TASK ITEM: In the data that follows, count the lines in which the word "反馈信息" occurs, and report that figure alone.

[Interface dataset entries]
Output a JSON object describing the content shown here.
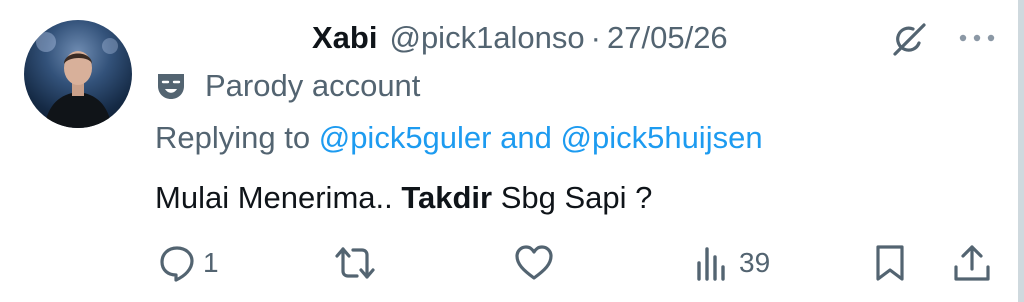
{
  "tweet": {
    "author_name": "Xabi",
    "handle": "@pick1alonso",
    "separator": "·",
    "date": "27/05/26",
    "label": "Parody account",
    "reply_prefix": "Replying to",
    "reply_user1": "@pick5guler",
    "reply_and": "and",
    "reply_user2": "@pick5huijsen",
    "text_before": "Mulai Menerima..",
    "text_bold": "Takdir",
    "text_after": "Sbg Sapi ?"
  },
  "actions": {
    "reply_count": "1",
    "retweet_count": "",
    "like_count": "",
    "views_count": "39"
  },
  "icons": {
    "avatar": "avatar",
    "parody": "theater-mask-icon",
    "grok": "grok-icon",
    "more": "more-icon",
    "reply": "reply-icon",
    "retweet": "retweet-icon",
    "like": "heart-icon",
    "views": "views-icon",
    "bookmark": "bookmark-icon",
    "share": "share-icon"
  },
  "colors": {
    "text": "#0f1419",
    "muted": "#536471",
    "link": "#1d9bf0"
  }
}
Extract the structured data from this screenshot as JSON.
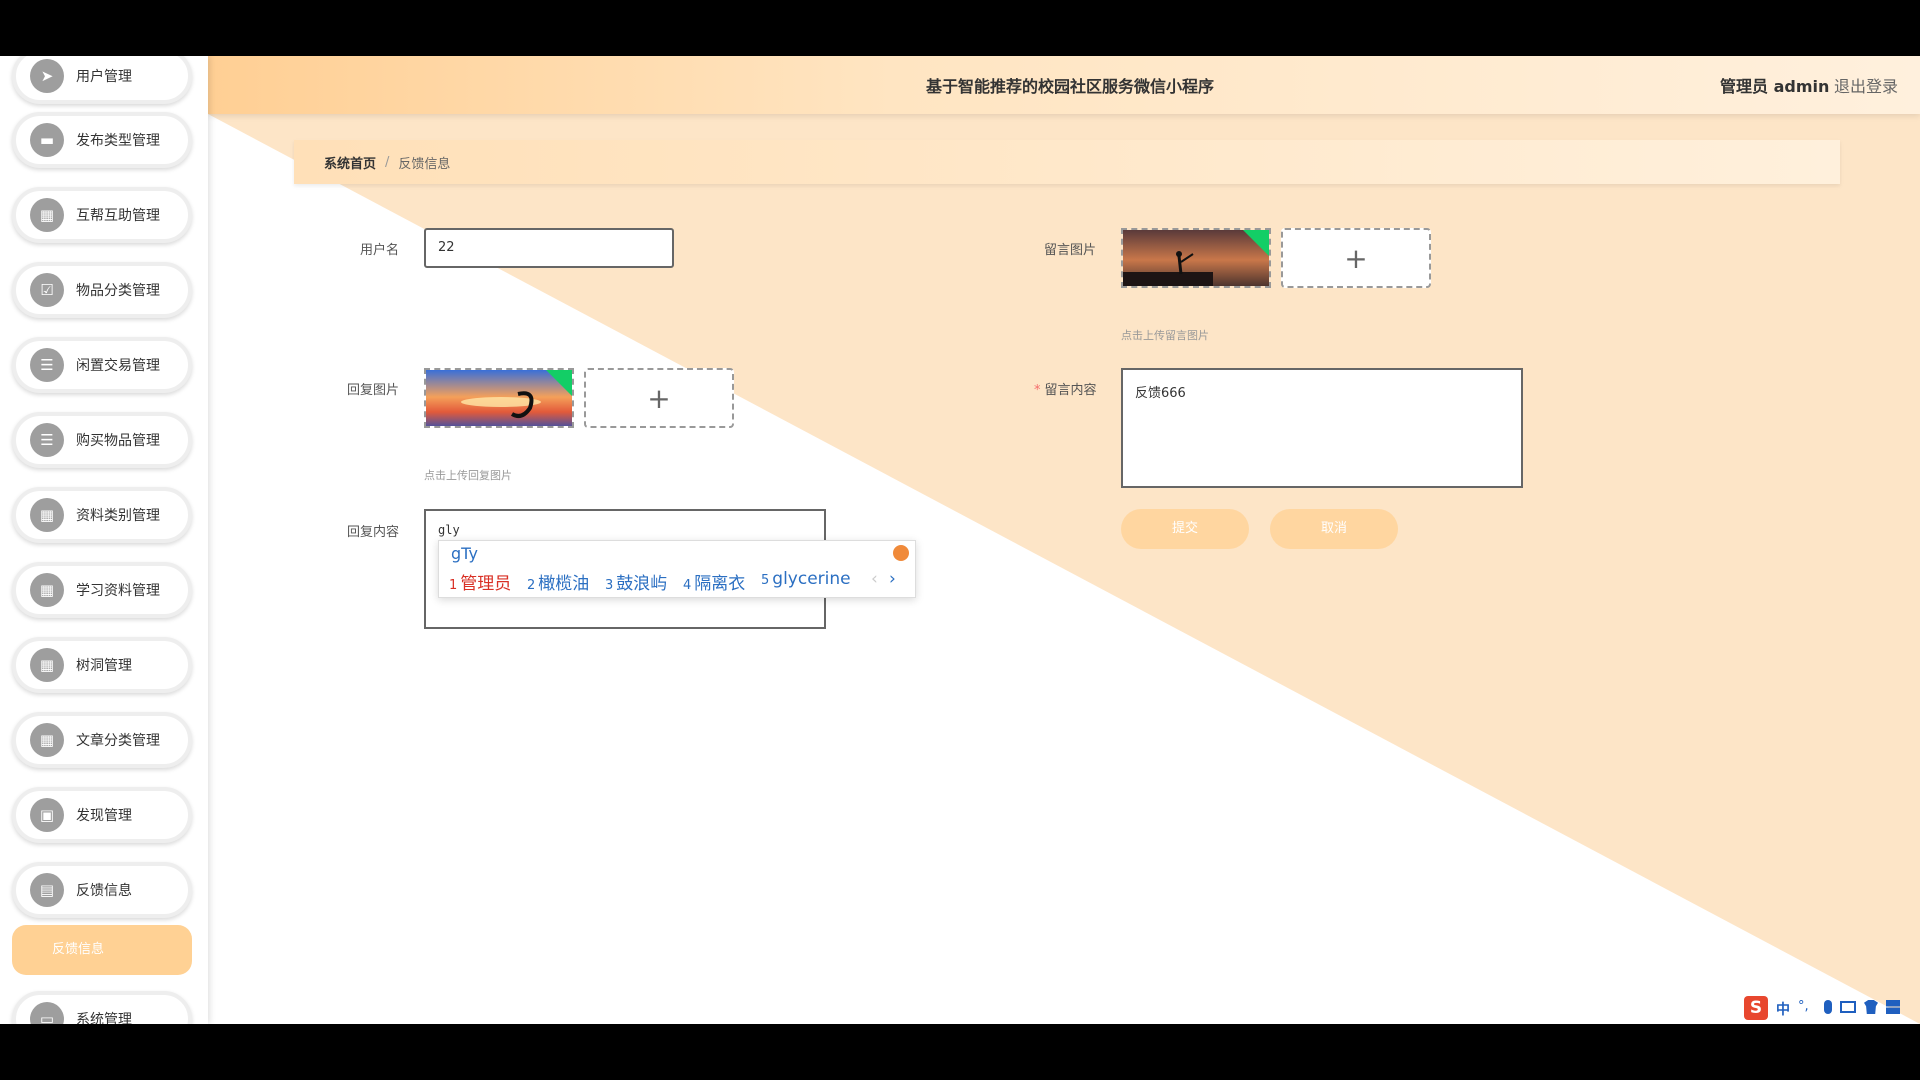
{
  "header": {
    "app_title": "基于智能推荐的校园社区服务微信小程序",
    "admin_label": "管理员 admin",
    "logout": "退出登录"
  },
  "sidebar": {
    "items": [
      {
        "label": "用户管理",
        "icon": "send-icon"
      },
      {
        "label": "发布类型管理",
        "icon": "box-icon"
      },
      {
        "label": "互帮互助管理",
        "icon": "grid-icon"
      },
      {
        "label": "物品分类管理",
        "icon": "checkbox-icon"
      },
      {
        "label": "闲置交易管理",
        "icon": "list-icon"
      },
      {
        "label": "购买物品管理",
        "icon": "list-icon"
      },
      {
        "label": "资料类别管理",
        "icon": "grid-icon"
      },
      {
        "label": "学习资料管理",
        "icon": "grid-icon"
      },
      {
        "label": "树洞管理",
        "icon": "grid-icon"
      },
      {
        "label": "文章分类管理",
        "icon": "grid-icon"
      },
      {
        "label": "发现管理",
        "icon": "clipboard-icon"
      },
      {
        "label": "反馈信息",
        "icon": "book-icon"
      },
      {
        "label": "系统管理",
        "icon": "monitor-icon"
      }
    ],
    "active_sub": "反馈信息"
  },
  "breadcrumb": {
    "home": "系统首页",
    "separator": "/",
    "current": "反馈信息"
  },
  "form": {
    "username": {
      "label": "用户名",
      "value": "22"
    },
    "reply_image": {
      "label": "回复图片",
      "hint": "点击上传回复图片"
    },
    "reply_content": {
      "label": "回复内容",
      "value": "gly"
    },
    "message_image": {
      "label": "留言图片",
      "hint": "点击上传留言图片"
    },
    "message_content": {
      "label": "留言内容",
      "required_mark": "*",
      "value": "反馈666"
    },
    "upload_plus": "+",
    "submit": "提交",
    "cancel": "取消"
  },
  "ime": {
    "composition": "gTy",
    "candidates": [
      {
        "num": "1",
        "text": "管理员"
      },
      {
        "num": "2",
        "text": "橄榄油"
      },
      {
        "num": "3",
        "text": "鼓浪屿"
      },
      {
        "num": "4",
        "text": "隔离衣"
      },
      {
        "num": "5",
        "text": "glycerine"
      }
    ],
    "prev": "‹",
    "next": "›"
  },
  "tray": {
    "lang": "中",
    "punct": "°,"
  },
  "colors": {
    "accent": "#ffd194",
    "topbar": "#ffcf94",
    "button": "#ffd6a0",
    "upload_success": "#13ce66"
  }
}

ANSWER TO THIS TASK: 3